When tragedy hits home

FamilyCrimeCrime, Law and JusticePhotographyArts and CultureDeathJohn Browning

Covering tragedies is never easy or enjoyable for any journalist - in spite of how it's portrayed in the entertainment world. When a tragedy involves children and strikes close to home, it's even tougher.

On Saturday, Feb. 2, I ended my shift as picture editor in the newsroom and arrived at my Cockeysville home just as I would on any normal evening. My fiancee had cooked dinner several hours earlier and I warmed my leftovers. Her teenage son had a couple of friends over for the evening and they were playing cards and listening to hip-hop music on iTunes. I was glad to be home.

An hour or so later, the newsroom called and asked me to cover a breaking news event, a possible multiple homicide. It was on a street that sounded familiar, but beyond that I was unaware of what was to come. I did not connect the dots on the significance of Powers Avenue until I had taken some pictures of police officers standing along the street, outside mobile crime labs illuminated by powerful outdoor lights and TV cameras on tripods.

The media were kept about 70 yards away from the home, and after taking a few shots with a telephoto lens of the police I realized where I was. That's when the personal agony settled in. It was the home of John Browning and his family - people I had known for several years through the Boy Scout troop of my fiancee's son.

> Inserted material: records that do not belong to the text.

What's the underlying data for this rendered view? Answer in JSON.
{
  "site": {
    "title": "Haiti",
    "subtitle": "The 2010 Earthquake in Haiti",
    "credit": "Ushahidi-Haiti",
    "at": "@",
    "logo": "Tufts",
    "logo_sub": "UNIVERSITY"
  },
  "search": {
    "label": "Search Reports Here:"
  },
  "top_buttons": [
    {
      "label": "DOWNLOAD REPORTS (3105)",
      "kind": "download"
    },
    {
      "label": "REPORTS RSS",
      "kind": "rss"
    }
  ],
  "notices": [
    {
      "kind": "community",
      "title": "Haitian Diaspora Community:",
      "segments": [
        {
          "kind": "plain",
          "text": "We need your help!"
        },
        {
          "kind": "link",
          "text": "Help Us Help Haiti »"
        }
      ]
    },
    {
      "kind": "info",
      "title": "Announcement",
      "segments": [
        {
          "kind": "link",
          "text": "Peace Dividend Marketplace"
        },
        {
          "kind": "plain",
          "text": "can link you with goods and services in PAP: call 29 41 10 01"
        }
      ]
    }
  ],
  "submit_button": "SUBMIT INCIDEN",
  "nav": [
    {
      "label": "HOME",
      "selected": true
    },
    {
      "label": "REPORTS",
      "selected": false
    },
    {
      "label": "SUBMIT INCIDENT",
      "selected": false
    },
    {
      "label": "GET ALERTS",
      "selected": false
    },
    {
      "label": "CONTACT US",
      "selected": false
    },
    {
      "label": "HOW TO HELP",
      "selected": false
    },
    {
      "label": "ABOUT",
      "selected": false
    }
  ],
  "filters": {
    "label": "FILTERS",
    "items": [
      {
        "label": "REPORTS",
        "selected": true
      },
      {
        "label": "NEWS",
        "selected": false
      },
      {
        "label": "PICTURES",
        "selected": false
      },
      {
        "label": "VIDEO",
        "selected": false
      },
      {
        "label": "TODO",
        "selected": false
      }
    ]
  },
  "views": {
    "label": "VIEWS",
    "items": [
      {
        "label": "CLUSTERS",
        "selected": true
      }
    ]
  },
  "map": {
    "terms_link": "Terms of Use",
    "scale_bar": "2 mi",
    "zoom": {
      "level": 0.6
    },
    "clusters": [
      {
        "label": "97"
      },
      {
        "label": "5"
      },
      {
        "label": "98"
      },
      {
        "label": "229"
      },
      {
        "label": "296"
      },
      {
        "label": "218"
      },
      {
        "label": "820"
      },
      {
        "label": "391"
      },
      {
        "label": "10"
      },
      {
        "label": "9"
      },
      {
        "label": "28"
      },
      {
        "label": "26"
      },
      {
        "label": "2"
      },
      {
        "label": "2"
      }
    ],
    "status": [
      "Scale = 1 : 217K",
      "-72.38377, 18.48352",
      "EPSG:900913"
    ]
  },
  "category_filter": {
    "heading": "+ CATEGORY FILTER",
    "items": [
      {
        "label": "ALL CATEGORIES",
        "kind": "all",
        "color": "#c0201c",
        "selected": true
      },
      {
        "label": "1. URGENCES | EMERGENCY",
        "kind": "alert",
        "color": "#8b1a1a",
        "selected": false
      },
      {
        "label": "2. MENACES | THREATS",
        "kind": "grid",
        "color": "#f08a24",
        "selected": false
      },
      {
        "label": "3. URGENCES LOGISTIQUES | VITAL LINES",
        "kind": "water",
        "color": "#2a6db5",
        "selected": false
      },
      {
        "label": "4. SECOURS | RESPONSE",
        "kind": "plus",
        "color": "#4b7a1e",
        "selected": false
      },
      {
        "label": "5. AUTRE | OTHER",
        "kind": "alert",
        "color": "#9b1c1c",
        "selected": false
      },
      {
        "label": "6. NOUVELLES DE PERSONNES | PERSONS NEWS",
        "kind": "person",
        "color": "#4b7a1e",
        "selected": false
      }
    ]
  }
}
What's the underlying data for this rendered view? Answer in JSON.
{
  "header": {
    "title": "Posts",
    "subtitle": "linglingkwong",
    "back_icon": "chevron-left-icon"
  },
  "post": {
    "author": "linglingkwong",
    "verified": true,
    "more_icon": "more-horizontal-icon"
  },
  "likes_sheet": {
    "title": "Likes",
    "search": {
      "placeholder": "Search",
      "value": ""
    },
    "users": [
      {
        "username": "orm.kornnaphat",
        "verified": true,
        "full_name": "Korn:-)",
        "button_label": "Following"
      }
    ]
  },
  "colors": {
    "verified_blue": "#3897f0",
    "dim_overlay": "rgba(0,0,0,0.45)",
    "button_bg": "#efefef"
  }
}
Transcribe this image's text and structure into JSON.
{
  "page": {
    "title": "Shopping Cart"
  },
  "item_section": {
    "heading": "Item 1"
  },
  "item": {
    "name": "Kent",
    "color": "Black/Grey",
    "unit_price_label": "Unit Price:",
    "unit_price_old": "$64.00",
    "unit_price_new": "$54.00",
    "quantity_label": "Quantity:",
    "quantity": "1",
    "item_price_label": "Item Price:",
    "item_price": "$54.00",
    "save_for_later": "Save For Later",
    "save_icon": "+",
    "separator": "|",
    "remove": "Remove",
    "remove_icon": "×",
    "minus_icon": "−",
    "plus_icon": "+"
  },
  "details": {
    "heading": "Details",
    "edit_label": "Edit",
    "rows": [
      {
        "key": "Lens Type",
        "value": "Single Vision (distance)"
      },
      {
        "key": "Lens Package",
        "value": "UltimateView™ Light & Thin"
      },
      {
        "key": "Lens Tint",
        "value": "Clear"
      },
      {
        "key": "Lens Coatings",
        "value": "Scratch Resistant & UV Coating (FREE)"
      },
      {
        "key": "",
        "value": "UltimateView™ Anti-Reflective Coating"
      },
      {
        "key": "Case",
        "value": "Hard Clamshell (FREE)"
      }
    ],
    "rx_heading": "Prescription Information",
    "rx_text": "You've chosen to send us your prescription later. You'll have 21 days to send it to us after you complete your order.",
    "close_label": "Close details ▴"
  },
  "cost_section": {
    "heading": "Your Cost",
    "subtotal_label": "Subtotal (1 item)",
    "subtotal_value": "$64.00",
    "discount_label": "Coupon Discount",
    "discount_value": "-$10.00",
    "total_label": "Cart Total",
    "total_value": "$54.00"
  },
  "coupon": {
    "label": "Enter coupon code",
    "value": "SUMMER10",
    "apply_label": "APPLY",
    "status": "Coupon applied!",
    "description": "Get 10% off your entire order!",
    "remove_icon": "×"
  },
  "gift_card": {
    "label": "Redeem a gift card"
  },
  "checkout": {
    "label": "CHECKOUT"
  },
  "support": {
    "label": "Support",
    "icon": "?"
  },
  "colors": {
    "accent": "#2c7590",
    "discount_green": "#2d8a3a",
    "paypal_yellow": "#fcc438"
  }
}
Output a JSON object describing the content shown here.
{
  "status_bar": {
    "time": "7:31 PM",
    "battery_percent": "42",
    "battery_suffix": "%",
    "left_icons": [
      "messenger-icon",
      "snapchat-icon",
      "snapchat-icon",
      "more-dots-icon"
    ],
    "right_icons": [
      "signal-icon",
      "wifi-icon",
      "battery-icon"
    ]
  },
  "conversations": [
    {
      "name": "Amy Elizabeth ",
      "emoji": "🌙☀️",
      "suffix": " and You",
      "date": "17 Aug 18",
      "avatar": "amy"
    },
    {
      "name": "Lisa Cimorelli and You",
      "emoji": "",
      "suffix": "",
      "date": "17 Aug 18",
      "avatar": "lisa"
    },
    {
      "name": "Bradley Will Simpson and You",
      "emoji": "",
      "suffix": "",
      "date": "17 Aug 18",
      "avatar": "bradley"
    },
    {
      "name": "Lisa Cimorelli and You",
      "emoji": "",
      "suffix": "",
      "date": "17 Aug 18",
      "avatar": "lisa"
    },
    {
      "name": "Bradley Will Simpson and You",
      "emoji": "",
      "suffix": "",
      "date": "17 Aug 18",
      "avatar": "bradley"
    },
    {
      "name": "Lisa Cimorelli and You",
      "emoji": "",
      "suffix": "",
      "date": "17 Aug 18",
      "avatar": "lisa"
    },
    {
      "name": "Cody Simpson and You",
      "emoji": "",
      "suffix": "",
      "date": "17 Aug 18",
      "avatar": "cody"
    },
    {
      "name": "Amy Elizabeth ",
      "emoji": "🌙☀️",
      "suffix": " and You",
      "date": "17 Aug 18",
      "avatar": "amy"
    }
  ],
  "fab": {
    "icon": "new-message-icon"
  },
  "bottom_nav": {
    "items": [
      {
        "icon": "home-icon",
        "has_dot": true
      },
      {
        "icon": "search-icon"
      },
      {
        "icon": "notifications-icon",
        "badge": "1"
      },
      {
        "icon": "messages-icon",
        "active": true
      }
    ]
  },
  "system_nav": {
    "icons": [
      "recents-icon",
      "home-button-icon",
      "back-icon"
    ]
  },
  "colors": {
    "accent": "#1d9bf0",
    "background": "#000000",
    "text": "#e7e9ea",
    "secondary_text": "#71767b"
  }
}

It was too painful to stay long and take pictures, so I headed home, wondering how I would break the news to my loved ones, who had known the Browning family for at least six years. As the newspaper's deadline loomed, I sat quiet and depressed in the car outside my home, and dreaded having to go inside. Eventually, I built the courage to face them. Without further elaboration, hearts were broken - and still are for all three of us.

Mr. Browning (as he was known to the troop) and his family were wonderful, sincere people who cared about everyone in the troop they loved so much. They will be missed forever, but the troop will survive and prosper in the hands of the many caring parents who make it a great place for their sons. My guess is that it will grow in coming years in the Brownings' memory.

As for me, the Browning deaths were so personal and painful that I have been excused - at my request - from coverage of the story.

glenn.fawcett@baltsun.com

Copyright © 2014, Los Angeles Times
Related Content
FamilyCrimeCrime, Law and JusticePhotographyArts and CultureDeathJohn Browning
Comments
Loading